◆ Exercise aim:
The records below are to be duplicated character for character.

__________

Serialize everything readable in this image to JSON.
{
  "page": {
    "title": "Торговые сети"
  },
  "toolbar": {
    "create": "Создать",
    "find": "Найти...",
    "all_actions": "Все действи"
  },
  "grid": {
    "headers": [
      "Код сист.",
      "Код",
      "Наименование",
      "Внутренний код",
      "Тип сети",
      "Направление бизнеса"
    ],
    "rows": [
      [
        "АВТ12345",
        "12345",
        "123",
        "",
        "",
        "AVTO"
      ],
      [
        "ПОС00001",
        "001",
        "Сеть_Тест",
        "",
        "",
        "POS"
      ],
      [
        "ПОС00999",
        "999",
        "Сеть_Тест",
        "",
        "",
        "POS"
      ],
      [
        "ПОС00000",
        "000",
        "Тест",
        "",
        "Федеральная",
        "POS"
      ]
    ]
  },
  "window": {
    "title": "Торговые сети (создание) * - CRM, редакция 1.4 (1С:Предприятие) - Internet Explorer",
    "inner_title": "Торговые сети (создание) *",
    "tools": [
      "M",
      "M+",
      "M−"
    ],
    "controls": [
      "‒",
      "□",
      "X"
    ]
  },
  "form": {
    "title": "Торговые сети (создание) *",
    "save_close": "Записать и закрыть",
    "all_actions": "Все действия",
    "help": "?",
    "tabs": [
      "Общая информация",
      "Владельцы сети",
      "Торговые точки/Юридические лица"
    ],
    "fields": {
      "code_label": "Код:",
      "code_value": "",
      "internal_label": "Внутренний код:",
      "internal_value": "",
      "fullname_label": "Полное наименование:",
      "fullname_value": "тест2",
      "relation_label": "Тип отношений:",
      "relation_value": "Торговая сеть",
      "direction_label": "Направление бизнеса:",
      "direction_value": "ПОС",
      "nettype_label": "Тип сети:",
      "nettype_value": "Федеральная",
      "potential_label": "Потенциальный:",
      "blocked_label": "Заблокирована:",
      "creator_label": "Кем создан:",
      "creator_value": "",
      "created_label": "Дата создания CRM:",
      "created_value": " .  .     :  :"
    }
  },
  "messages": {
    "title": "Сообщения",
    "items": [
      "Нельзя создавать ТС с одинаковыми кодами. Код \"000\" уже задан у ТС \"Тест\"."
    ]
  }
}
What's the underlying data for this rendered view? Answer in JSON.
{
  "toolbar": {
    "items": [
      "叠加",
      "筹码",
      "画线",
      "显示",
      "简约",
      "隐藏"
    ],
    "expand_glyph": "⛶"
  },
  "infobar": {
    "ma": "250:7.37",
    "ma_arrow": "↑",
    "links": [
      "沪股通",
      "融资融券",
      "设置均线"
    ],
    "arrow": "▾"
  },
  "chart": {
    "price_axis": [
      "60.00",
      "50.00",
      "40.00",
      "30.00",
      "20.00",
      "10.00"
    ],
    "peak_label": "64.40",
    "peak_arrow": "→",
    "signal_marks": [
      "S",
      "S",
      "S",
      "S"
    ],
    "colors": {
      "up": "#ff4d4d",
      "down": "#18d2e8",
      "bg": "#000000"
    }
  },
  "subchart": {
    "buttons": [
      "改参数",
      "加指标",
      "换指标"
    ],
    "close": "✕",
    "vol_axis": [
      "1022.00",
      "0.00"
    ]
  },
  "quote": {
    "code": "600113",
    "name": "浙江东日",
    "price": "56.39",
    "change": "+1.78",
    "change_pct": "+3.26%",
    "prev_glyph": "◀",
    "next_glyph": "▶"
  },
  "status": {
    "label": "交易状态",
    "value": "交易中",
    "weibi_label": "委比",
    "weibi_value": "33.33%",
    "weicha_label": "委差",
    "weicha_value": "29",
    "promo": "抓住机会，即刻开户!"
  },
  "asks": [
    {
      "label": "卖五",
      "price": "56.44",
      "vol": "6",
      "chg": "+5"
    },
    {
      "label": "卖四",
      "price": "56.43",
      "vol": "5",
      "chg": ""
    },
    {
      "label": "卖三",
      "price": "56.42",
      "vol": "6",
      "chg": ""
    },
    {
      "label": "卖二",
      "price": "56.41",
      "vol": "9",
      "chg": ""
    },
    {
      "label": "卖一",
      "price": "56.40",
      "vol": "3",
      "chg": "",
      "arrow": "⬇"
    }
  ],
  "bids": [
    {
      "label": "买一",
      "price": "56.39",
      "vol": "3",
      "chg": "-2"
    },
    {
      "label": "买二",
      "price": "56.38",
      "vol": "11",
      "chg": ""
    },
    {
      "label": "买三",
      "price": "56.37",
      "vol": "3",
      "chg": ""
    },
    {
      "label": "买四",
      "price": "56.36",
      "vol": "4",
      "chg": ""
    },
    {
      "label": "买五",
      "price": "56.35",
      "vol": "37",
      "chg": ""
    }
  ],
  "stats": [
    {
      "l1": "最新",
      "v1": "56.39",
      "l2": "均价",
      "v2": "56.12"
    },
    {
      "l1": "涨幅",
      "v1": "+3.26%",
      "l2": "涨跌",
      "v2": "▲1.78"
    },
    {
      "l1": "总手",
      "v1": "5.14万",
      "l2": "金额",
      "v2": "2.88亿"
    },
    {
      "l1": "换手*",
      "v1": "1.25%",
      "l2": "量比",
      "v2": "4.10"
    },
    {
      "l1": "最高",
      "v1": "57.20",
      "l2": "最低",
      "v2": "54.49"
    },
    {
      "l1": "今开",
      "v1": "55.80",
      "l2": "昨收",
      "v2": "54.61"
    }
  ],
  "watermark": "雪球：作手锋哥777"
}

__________

◆ Written solution:
Serialize everything readable in this image to JSON.
{
  "page": {
    "title": "Торговые сети"
  },
  "toolbar": {
    "create": "Создать",
    "find": "Найти...",
    "all_actions": "Все действи"
  },
  "grid": {
    "headers": [
      "Код сист.",
      "Код",
      "Наименование",
      "Внутренний код",
      "Тип сети",
      "Направление бизнеса"
    ],
    "rows": [
      [
        "АВТ12345",
        "12345",
        "123",
        "",
        "",
        "AVTO"
      ],
      [
        "ПОС00001",
        "001",
        "Сеть_Тест",
        "",
        "",
        "POS"
      ],
      [
        "ПОС00999",
        "999",
        "Сеть_Тест",
        "",
        "",
        "POS"
      ],
      [
        "ПОС00000",
        "000",
        "Тест",
        "",
        "Федеральная",
        "POS"
      ]
    ]
  },
  "window": {
    "title": "Торговые сети (создание) * - CRM, редакция 1.4 (1С:Предприятие) - Internet Explorer",
    "inner_title": "Торговые сети (создание) *",
    "tools": [
      "M",
      "M+",
      "M−"
    ],
    "controls": [
      "‒",
      "□",
      "X"
    ]
  },
  "form": {
    "title": "Торговые сети (создание) *",
    "save_close": "Записать и закрыть",
    "all_actions": "Все действия",
    "help": "?",
    "tabs": [
      "Общая информация",
      "Владельцы сети",
      "Торговые точки/Юридические лица"
    ],
    "fields": {
      "code_label": "Код:",
      "code_value": "",
      "internal_label": "Внутренний код:",
      "internal_value": "",
      "fullname_label": "Полное наименование:",
      "fullname_value": "тест2",
      "relation_label": "Тип отношений:",
      "relation_value": "Торговая сеть",
      "direction_label": "Направление бизнеса:",
      "direction_value": "ПОС",
      "nettype_label": "Тип сети:",
      "nettype_value": "Федеральная",
      "potential_label": "Потенциальный:",
      "blocked_label": "Заблокирована:",
      "creator_label": "Кем создан:",
      "creator_value": "",
      "created_label": "Дата создания CRM:",
      "created_value": " .  .     :  :"
    }
  },
  "messages": {
    "title": "Сообщения",
    "items": [
      "Нельзя создавать ТС с одинаковыми кодами. Код \"000\" уже задан у ТС \"Тест\"."
    ]
  }
}
What's the underlying data for this rendered view? Answer in JSON.
{
  "toolbar": {
    "items": [
      "叠加",
      "筹码",
      "画线",
      "显示",
      "简约",
      "隐藏"
    ],
    "expand_glyph": "⛶"
  },
  "infobar": {
    "ma": "250:7.37",
    "ma_arrow": "↑",
    "links": [
      "沪股通",
      "融资融券",
      "设置均线"
    ],
    "arrow": "▾"
  },
  "chart": {
    "price_axis": [
      "60.00",
      "50.00",
      "40.00",
      "30.00",
      "20.00",
      "10.00"
    ],
    "peak_label": "64.40",
    "peak_arrow": "→",
    "signal_marks": [
      "S",
      "S",
      "S",
      "S"
    ],
    "colors": {
      "up": "#ff4d4d",
      "down": "#18d2e8",
      "bg": "#000000"
    }
  },
  "subchart": {
    "buttons": [
      "改参数",
      "加指标",
      "换指标"
    ],
    "close": "✕",
    "vol_axis": [
      "1022.00",
      "0.00"
    ]
  },
  "quote": {
    "code": "600113",
    "name": "浙江东日",
    "price": "56.39",
    "change": "+1.78",
    "change_pct": "+3.26%",
    "prev_glyph": "◀",
    "next_glyph": "▶"
  },
  "status": {
    "label": "交易状态",
    "value": "交易中",
    "weibi_label": "委比",
    "weibi_value": "33.33%",
    "weicha_label": "委差",
    "weicha_value": "29",
    "promo": "抓住机会，即刻开户!"
  },
  "asks": [
    {
      "label": "卖五",
      "price": "56.44",
      "vol": "6",
      "chg": "+5"
    },
    {
      "label": "卖四",
      "price": "56.43",
      "vol": "5",
      "chg": ""
    },
    {
      "label": "卖三",
      "price": "56.42",
      "vol": "6",
      "chg": ""
    },
    {
      "label": "卖二",
      "price": "56.41",
      "vol": "9",
      "chg": ""
    },
    {
      "label": "卖一",
      "price": "56.40",
      "vol": "3",
      "chg": "",
      "arrow": "⬇"
    }
  ],
  "bids": [
    {
      "label": "买一",
      "price": "56.39",
      "vol": "3",
      "chg": "-2"
    },
    {
      "label": "买二",
      "price": "56.38",
      "vol": "11",
      "chg": ""
    },
    {
      "label": "买三",
      "price": "56.37",
      "vol": "3",
      "chg": ""
    },
    {
      "label": "买四",
      "price": "56.36",
      "vol": "4",
      "chg": ""
    },
    {
      "label": "买五",
      "price": "56.35",
      "vol": "37",
      "chg": ""
    }
  ],
  "stats": [
    {
      "l1": "最新",
      "v1": "56.39",
      "l2": "均价",
      "v2": "56.12"
    },
    {
      "l1": "涨幅",
      "v1": "+3.26%",
      "l2": "涨跌",
      "v2": "▲1.78"
    },
    {
      "l1": "总手",
      "v1": "5.14万",
      "l2": "金额",
      "v2": "2.88亿"
    },
    {
      "l1": "换手*",
      "v1": "1.25%",
      "l2": "量比",
      "v2": "4.10"
    },
    {
      "l1": "最高",
      "v1": "57.20",
      "l2": "最低",
      "v2": "54.49"
    },
    {
      "l1": "今开",
      "v1": "55.80",
      "l2": "昨收",
      "v2": "54.61"
    }
  ],
  "watermark": "雪球：作手锋哥777"
}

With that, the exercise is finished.